The parcel near Breaks includes designated access points to 7,816 acres in Buchanan and Dickenson Counties. The parcel stretches between the communities of Breaks and Greenbrier, and provides excellent opportunities to hunt deer, bear, turkey and small game. For hunters who draw an elk license, the area provides good opportunities to hunt elk. The parcel also includes portions of the Coal Canyon and Ridgeview Trails that are part of the Spearhead Trails System managed by the Southwest Regional Recreation Authority (SRRA). These trails offer the first opportunities in Virginia for hunters and wildlife viewers to utilize ATVs or UTVs to reach public access destinations. The area may be particularly helpful for aging and limited mobility wildlife enthusiasts. Bank fishing and paddling opportunities are on the Russell Fork River near its confluence with the Pound River. Paddling on the Russell Fork River is extremely challenging during most of the year, and should not be attempted without the proper gear, training and experience.

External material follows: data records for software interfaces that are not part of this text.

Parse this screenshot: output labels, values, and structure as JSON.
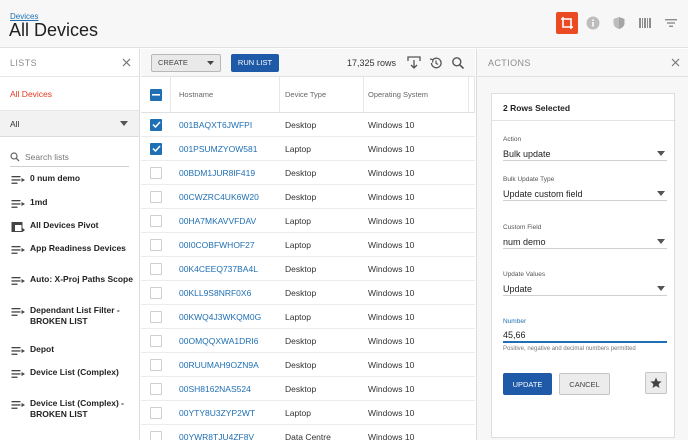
{
  "header": {
    "breadcrumb": "Devices",
    "title": "All Devices",
    "accent_color": "#ea4b22",
    "icons": [
      "crop-icon",
      "info-icon",
      "shield-icon",
      "barcode-icon",
      "filter-icon"
    ]
  },
  "lists": {
    "panel_title": "LISTS",
    "all_devices": "All Devices",
    "select_value": "All",
    "search_placeholder": "Search lists",
    "items": [
      {
        "label": "0 num demo",
        "icon": "list-icon"
      },
      {
        "label": "1md",
        "icon": "list-icon"
      },
      {
        "label": "All Devices Pivot",
        "icon": "pivot-icon"
      },
      {
        "label": "App Readiness Devices",
        "icon": "list-icon"
      },
      {
        "label": "Auto: X-Proj Paths Scope",
        "icon": "list-icon"
      },
      {
        "label": "Dependant List Filter - BROKEN LIST",
        "icon": "list-icon"
      },
      {
        "label": "Depot",
        "icon": "list-icon"
      },
      {
        "label": "Device List (Complex)",
        "icon": "list-icon"
      },
      {
        "label": "Device List (Complex) - BROKEN LIST",
        "icon": "list-icon"
      }
    ]
  },
  "toolbar": {
    "create_label": "CREATE",
    "run_label": "RUN LIST",
    "rows_count": "17,325 rows"
  },
  "table": {
    "columns": [
      "Hostname",
      "Device Type",
      "Operating System"
    ],
    "rows": [
      {
        "checked": true,
        "hostname": "001BAQXT6JWFPI",
        "type": "Desktop",
        "os": "Windows 10"
      },
      {
        "checked": true,
        "hostname": "001PSUMZYOW581",
        "type": "Laptop",
        "os": "Windows 10"
      },
      {
        "checked": false,
        "hostname": "00BDM1JUR8IF419",
        "type": "Desktop",
        "os": "Windows 10"
      },
      {
        "checked": false,
        "hostname": "00CWZRC4UK6W20",
        "type": "Desktop",
        "os": "Windows 10"
      },
      {
        "checked": false,
        "hostname": "00HA7MKAVVFDAV",
        "type": "Laptop",
        "os": "Windows 10"
      },
      {
        "checked": false,
        "hostname": "00I0COBFWHOF27",
        "type": "Laptop",
        "os": "Windows 10"
      },
      {
        "checked": false,
        "hostname": "00K4CEEQ737BA4L",
        "type": "Desktop",
        "os": "Windows 10"
      },
      {
        "checked": false,
        "hostname": "00KLL9S8NRF0X6",
        "type": "Desktop",
        "os": "Windows 10"
      },
      {
        "checked": false,
        "hostname": "00KWQ4J3WKQM0G",
        "type": "Laptop",
        "os": "Windows 10"
      },
      {
        "checked": false,
        "hostname": "00OMQQXWA1DRI6",
        "type": "Desktop",
        "os": "Windows 10"
      },
      {
        "checked": false,
        "hostname": "00RUUMAH9OZN9A",
        "type": "Desktop",
        "os": "Windows 10"
      },
      {
        "checked": false,
        "hostname": "00SH8162NAS524",
        "type": "Desktop",
        "os": "Windows 10"
      },
      {
        "checked": false,
        "hostname": "00YTY8U3ZYP2WT",
        "type": "Laptop",
        "os": "Windows 10"
      },
      {
        "checked": false,
        "hostname": "00YWR8TJU4ZF8V",
        "type": "Data Centre",
        "os": "Windows 10"
      }
    ]
  },
  "actions": {
    "panel_title": "ACTIONS",
    "selected_title": "2 Rows Selected",
    "action_label": "Action",
    "action_value": "Bulk update",
    "bulk_type_label": "Bulk Update Type",
    "bulk_type_value": "Update custom field",
    "custom_field_label": "Custom Field",
    "custom_field_value": "num demo",
    "update_values_label": "Update Values",
    "update_values_value": "Update",
    "number_label": "Number",
    "number_value": "45,66",
    "number_helper": "Positive, negative and decimal numbers permitted",
    "update_button": "UPDATE",
    "cancel_button": "CANCEL",
    "primary_color": "#1e5aa8"
  }
}
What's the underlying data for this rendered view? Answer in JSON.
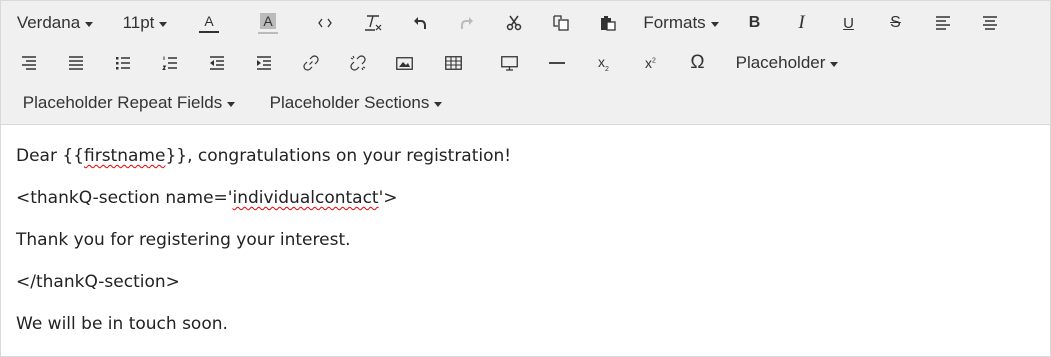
{
  "toolbar": {
    "font_family": "Verdana",
    "font_size": "11pt",
    "text_color_glyph": "A",
    "bg_color_glyph": "A",
    "formats_label": "Formats",
    "bold_glyph": "B",
    "italic_glyph": "I",
    "underline_glyph": "U",
    "strike_glyph": "S",
    "subscript_glyph": "x",
    "subscript_mark": "2",
    "superscript_glyph": "x",
    "superscript_mark": "2",
    "omega_glyph": "Ω",
    "placeholder_label": "Placeholder",
    "placeholder_repeat_label": "Placeholder Repeat Fields",
    "placeholder_sections_label": "Placeholder Sections"
  },
  "content": {
    "line1_prefix": "Dear {{",
    "line1_token": "firstname",
    "line1_suffix": "}}, congratulations on your registration!",
    "line2_prefix": "<thankQ-section name='",
    "line2_token": "individualcontact",
    "line2_suffix": "'>",
    "line3": "Thank you for registering your interest.",
    "line4": "</thankQ-section>",
    "line5": "We will be in touch soon."
  }
}
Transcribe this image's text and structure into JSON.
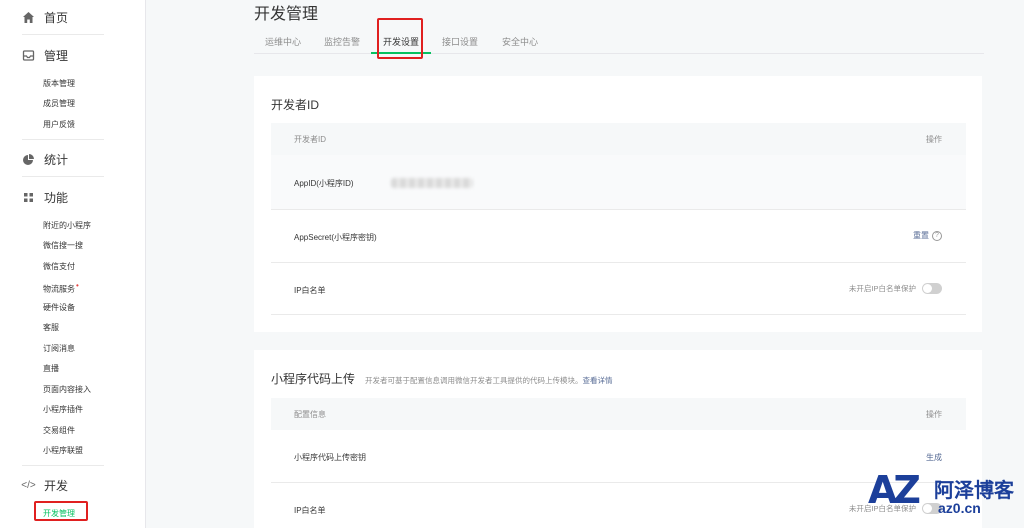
{
  "sidebar": {
    "home": {
      "label": "首页",
      "icon": "home-icon"
    },
    "manage": {
      "label": "管理",
      "icon": "inbox-icon",
      "items": [
        "版本管理",
        "成员管理",
        "用户反馈"
      ]
    },
    "stats": {
      "label": "统计",
      "icon": "pie-chart-icon"
    },
    "features": {
      "label": "功能",
      "icon": "grid-icon",
      "items": [
        "附近的小程序",
        "微信搜一搜",
        "微信支付",
        "物流服务",
        "硬件设备",
        "客服",
        "订阅消息",
        "直播",
        "页面内容接入",
        "小程序插件",
        "交易组件",
        "小程序联盟"
      ]
    },
    "dev": {
      "label": "开发",
      "icon": "code-icon",
      "items": [
        "开发管理"
      ]
    }
  },
  "header": {
    "title": "开发管理",
    "tabs": [
      "运维中心",
      "监控告警",
      "开发设置",
      "接口设置",
      "安全中心"
    ]
  },
  "dev_id_card": {
    "title": "开发者ID",
    "col1": "开发者ID",
    "col2": "操作",
    "rows": {
      "appid": "AppID(小程序ID)",
      "secret": "AppSecret(小程序密钥)",
      "secret_action": "重置",
      "whitelist": "IP白名单",
      "whitelist_status": "未开启IP白名单保护"
    }
  },
  "upload_card": {
    "title": "小程序代码上传",
    "desc": "开发者可基于配置信息调用微信开发者工具提供的代码上传模块。",
    "link": "查看详情",
    "col1": "配置信息",
    "col2": "操作",
    "rows": {
      "key": "小程序代码上传密钥",
      "key_action": "生成",
      "whitelist": "IP白名单",
      "whitelist_status": "未开启IP白名单保护"
    }
  },
  "watermark": {
    "logo": "AZ",
    "name": "阿泽博客",
    "url": "az0.cn"
  },
  "colors": {
    "accent": "#07c160",
    "link": "#576b95",
    "highlight_box": "#e02020"
  }
}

The parcel near Dante in Russell County includes 9,809 acres with designated access points. The Mountain View trail system will soon have a trailhead in Dante providing a mix of non-motorized and motorized access into portions of this recreation area including a hiking/biking trail around Straight Hollow, and a motorized trail along the ridgeline from the Dante Trailhead to Honey Branch Road. SRRA and the local community have plans to open new trails in spring 2023. Hunting and viewing opportunities for a variety of wildlife species are in this area of land.

Near Vansant, 4,253 acres of public access lands are available. Most of the land is on Big Fox and Little Fox Creeks, and offer excellent opportunities for deer, bear, turkey and small game. Elk sightings are possible on these parcels, but elk are not as numerous as they are on the Breaks parcel. About 780 acres of land in the War Fork community will be managed as part of the Elk Conservation Area, and public access will be allowed only during special events. Elk were released in this area from 2012 to 2014. Guided public elk viewing tours to this area are provided by Breaks Interstate Park, DWR, TNC and Southwest Virginia Sportsmen, Inc. Managed hunts for elk, deer and turkey will be offered on TNC and CFH lands in the future.

Conservation Police Officers will patrol the areas to ensure compliance with posted rules and to address any unauthorized use. Special fees or permits are not required to access the properties on foot or by street-legal vehicles which can only be used on designated open roads. However, anyone using ATVs or UTVs on the Coal Canyon, Ridgeview or Mountain View Trails must first purchase a Spearhead Trails permit and comply with all rules for trail use as promulgated by SRRA. Helmets are required and hunting is not allowed from the trail or from trail vehicles. Firearms must be unloaded and cased while transported on an ATV or UTV.

Rebecca Barnabi

Rebecca Barnabi

Rebecca J. Barnabi is the national editor of Augusta Free Press. A graduate of the University of Mary Washington, she began her journalism career at The Fredericksburg Free-Lance Star. In 2013, she was awarded first place for feature writing in the Maryland, Delaware, District of Columbia Awards Program, and was honored by the Virginia School Boards Association’s 2019 Media Honor Roll Program for her coverage of Waynesboro Schools. Her background in newspapers includes writing about features, local government, education and the arts.